I think my parents have both of those recent books actually. I'm pretty sure the Adams book was a Christmas gift from me... so I could get hold of it later to read. :)

rcocean
08-17-2010, 10:29 PM
Abigail on Hamilton (from David McCullough's "John Adams")

"Beware that spare Cassius has always occurred to be when I have seen that cock sparrow." "Oh, I have read his heart in his wicked eyes. The very devil is in them. They are lasciviousness itself"

On a quick re-summary of Hamilton in the book, Adams did think him a nut...and Hamiliton does come off a manipulative, controlling, glory hound. So after you read McCollough Adams you might want to read Chernow's account to even the scales and make you feel better about the man.

Truth be told neither Jefferson nor Franklin were painted all that favorably...by the mind of Adams and McCollough.

True, but Adams and Jefferson both agreed on Hamilton - both disliked him.
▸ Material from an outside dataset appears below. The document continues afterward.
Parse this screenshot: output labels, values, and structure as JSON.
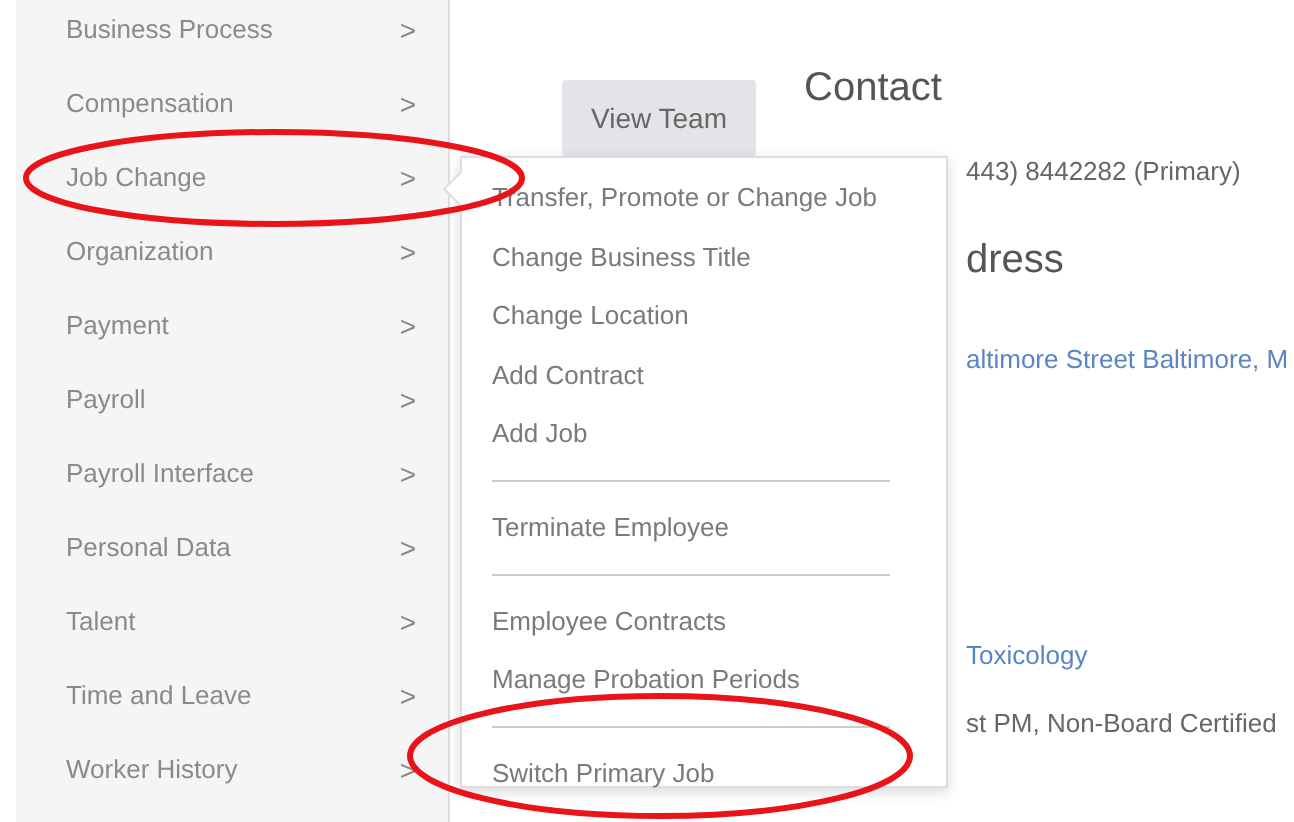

Here is Jefferson on the difference between Hamilton and Adams:

I invited them to dine with me, and after dinner, sitting at our wine, having settled our question, other conversation came on, in which a collision of opinion arose between Mr. Adams and Colonel Hamilton, on the merits of the British Constitution, Mr. Adams giving it as his opinion, that, if some of its defects and abuses were corrected, it would be the most perfect constitution of government ever devised by man. Hamilton, on the contrary, asserted, that with its existing vices, it was the most perfect model of government that could be formed; and that the correction of its vices would render it an impracticable government. And this you May be assured was the real line of difference between the political principles of these two gentlemen. Another incident took place on the same occasion, which will further delineate Mr. Hamilton's political principles. The room being hung around with a collection of the portraits of remarkable men, among them were those of Bacon, Newton and Locke. Hamilton asked me who they were. I told him they were my trinity of the three greatest men the world had ever produced, naming them. He paused for some time: “The greatest man,” said he, “that ever lived, was Julius Caesar.” Mr. Adams was honest as a politician as well as a man; Hamilton honest as a man, but, as a politician, believing in the necessity of either force or corruption to govern men.
Thomas Jefferson in a letter to Dr. Benjamin Rush (1811)

Whatfur
08-17-2010, 10:41 PM
I think my parents have both of those recent books actually. I'm pretty the Adams book was a Christmas gift from me... so I could get hold of it later to read. :)

You'll like it. Read his "Truman" also...appreciated Adams more.

Adams gave me joy when he was being shipped as a diplomat to Paris and when they met a heavily armed British Merchantman and they gave chase. The American Captain suggested to Adams that there might be "warm work" and suggested he go below...but later when after a couple cannon shots the British ship struck her colors (surrendered) and the captain found Adams armed and among his marines. Gotta love those founders.